I have come to realise that simple friction fit connectors do not work in the environment of these machines. I tried re-seating the motor plug but that did not fix it, so I figured the cable must be faulty. I wired both coils in series to my multimeter and waggled the cable until it went open circuit. That allowed me to locate the break and it was, as could be expected, at the point where the cable bends the most, i.e. just below the cable clamp on the  top right of this picture: -

On reflection this was not a good arrangement as the cable is only just long enough for the extremes of travel, so it is forced to bend sharply both ways at the clamp. After millions of movements the strands break one by one but the insulation holds the ends together making it only lose contact when it is stretched. When I pulled the ends of the wires three of them snapped very easily, indicating most if not all the strands were broken.

I had a similar problem with the mains wire to a heated bed a while ago. In that case the arcing melted the insulation and allowed the live and neutral to short out, blowing a hole in outer sheath of the cable. Not good! Normally you expect a fuse to protect against a cable fire, but if all the strands start breaking, reducing the current capability, or it breaks and arcs, the fuse offers no protection against fire. Even a low voltage heated bed could fail in this way because of the high current.

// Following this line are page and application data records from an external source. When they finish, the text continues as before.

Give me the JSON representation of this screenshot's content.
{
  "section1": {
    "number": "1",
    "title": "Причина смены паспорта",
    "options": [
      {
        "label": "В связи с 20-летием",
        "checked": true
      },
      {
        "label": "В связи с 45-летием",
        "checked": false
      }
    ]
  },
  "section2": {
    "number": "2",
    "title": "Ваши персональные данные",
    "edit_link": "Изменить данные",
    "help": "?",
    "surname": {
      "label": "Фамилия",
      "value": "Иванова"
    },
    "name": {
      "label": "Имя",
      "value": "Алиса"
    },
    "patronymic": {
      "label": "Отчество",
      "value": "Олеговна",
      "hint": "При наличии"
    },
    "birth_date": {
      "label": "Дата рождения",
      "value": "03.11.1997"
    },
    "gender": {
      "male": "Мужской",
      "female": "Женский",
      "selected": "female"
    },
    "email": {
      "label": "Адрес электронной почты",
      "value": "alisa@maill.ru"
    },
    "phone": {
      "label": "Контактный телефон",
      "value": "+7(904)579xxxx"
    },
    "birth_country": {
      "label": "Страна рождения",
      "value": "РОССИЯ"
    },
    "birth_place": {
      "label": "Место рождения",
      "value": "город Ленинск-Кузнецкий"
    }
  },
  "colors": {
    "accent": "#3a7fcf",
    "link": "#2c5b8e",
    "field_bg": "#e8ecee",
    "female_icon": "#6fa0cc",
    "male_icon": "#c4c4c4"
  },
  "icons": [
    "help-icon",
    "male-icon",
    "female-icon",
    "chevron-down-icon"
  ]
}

The XY table of HydraRaptor uses 9 way D-type connectors. These have been totally reliable moving connections because they are screwed together and have gold plated pins and proper strain relief. The professional stepper motor drives on HydraRaptor have screw terminal blocks for their connections, and again they have proved totally reliable. In contrast all the friction fit connectors fail if there is any movement or vibration of the wire. Some even burn out despite being run at well below their current rating. The contact resistance rises and they then start to heat up.

I rewired my Mendel extruder using a 9 way D-type at the extruder and a longer loop of cable. That necessitated resiting the extruder controller and I also replaced all of its 0.1" MTA connectors with screw terminal blocks. The wires could go straight into these but I added ferrules to allow them to be more easily removed and replaced. I just push the wire into the ferrule and then squeeze it with pliers.

I reprapped a bracket to attach the DB9 connector to the back of  Wade's extruder bracket.

The pins are four motor connections, two heater, two thermistor and one heatsink fan that shares a 12V feed with the heater.

Here is the new arrangement :-

The cable loop is much longer, so it bends through a much smaller angle. The top end goes through two cable clamps before it goes to the extruder controller. I found that if you put a bunch of wires though a single clamp you can get some movement at the other side of the clamp. Using two eliminates any movement of the wire relative to the board, less critical now I that have screw terminals, but still a good idea.

It should last a lot longer than the previous cable (which lasted for 15 months of continuous use) and can be easily replaced. I have seen people use corrugated tubing to protect the cable, but I didn't fancy adding any more drag on the extruder as it would increase backlash.

Interestingly, although my extruder stepper motor connections have failed several times, I have never damaged the Allegro driver chips.